[ENTRIES SUPPLIED]

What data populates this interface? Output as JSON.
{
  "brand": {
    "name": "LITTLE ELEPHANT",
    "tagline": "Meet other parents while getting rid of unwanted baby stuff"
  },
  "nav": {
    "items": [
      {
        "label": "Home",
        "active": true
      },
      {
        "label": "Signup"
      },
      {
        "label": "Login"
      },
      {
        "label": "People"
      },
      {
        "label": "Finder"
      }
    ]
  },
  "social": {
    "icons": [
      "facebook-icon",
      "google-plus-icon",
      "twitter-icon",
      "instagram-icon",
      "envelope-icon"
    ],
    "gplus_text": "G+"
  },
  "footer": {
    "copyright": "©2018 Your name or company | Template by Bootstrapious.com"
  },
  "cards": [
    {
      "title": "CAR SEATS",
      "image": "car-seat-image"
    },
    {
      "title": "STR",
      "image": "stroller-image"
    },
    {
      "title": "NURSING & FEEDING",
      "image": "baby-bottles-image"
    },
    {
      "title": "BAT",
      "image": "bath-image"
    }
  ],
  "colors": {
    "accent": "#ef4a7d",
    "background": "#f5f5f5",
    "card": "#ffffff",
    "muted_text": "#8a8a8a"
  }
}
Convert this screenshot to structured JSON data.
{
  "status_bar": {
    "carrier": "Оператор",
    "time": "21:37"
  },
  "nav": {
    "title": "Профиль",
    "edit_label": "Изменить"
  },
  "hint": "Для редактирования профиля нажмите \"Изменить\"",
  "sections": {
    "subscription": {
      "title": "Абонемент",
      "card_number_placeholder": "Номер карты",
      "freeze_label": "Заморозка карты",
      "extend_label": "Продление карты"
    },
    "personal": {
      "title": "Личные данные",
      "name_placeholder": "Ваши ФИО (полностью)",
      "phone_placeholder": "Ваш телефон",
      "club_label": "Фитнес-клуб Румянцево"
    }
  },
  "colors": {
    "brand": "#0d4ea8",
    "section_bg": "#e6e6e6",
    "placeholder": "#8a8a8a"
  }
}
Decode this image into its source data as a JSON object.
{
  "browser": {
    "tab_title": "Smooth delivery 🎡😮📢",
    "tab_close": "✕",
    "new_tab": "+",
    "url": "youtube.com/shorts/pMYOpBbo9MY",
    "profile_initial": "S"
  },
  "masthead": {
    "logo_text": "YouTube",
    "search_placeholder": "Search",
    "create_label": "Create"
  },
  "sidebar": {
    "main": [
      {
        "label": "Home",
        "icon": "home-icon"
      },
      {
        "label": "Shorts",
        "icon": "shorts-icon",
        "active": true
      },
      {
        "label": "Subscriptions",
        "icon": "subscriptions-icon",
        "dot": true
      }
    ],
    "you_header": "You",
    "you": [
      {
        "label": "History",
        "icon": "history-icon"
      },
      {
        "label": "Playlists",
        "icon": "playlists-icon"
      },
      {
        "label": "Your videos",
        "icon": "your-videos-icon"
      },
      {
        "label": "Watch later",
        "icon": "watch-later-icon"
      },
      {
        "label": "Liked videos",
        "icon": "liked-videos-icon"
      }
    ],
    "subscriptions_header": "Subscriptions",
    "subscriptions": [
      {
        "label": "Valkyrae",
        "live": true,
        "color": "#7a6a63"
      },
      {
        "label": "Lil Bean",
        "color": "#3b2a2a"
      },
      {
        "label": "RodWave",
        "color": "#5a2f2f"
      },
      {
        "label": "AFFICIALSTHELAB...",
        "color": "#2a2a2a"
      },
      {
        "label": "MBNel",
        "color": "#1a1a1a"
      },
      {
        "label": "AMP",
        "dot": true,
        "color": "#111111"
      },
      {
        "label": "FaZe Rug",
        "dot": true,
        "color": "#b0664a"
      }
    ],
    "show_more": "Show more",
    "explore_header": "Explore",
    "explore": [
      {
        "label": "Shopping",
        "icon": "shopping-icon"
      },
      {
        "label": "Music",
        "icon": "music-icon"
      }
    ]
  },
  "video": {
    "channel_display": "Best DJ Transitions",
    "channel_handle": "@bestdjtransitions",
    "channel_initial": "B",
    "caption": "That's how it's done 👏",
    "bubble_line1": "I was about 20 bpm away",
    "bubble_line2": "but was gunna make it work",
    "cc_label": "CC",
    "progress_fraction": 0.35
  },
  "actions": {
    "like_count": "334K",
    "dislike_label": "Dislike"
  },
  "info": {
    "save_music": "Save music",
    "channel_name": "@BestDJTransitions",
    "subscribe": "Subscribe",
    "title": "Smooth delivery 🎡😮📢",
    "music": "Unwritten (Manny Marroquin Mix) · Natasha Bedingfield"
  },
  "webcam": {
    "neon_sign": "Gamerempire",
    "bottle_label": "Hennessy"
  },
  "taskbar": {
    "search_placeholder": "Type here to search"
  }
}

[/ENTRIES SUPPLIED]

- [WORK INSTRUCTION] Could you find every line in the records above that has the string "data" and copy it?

- [OUTPUT OF THE EXERCISE]
What data populates this interface? Output as JSON.
Convert this screenshot to structured JSON data.
Decode this image into its source data as a JSON object.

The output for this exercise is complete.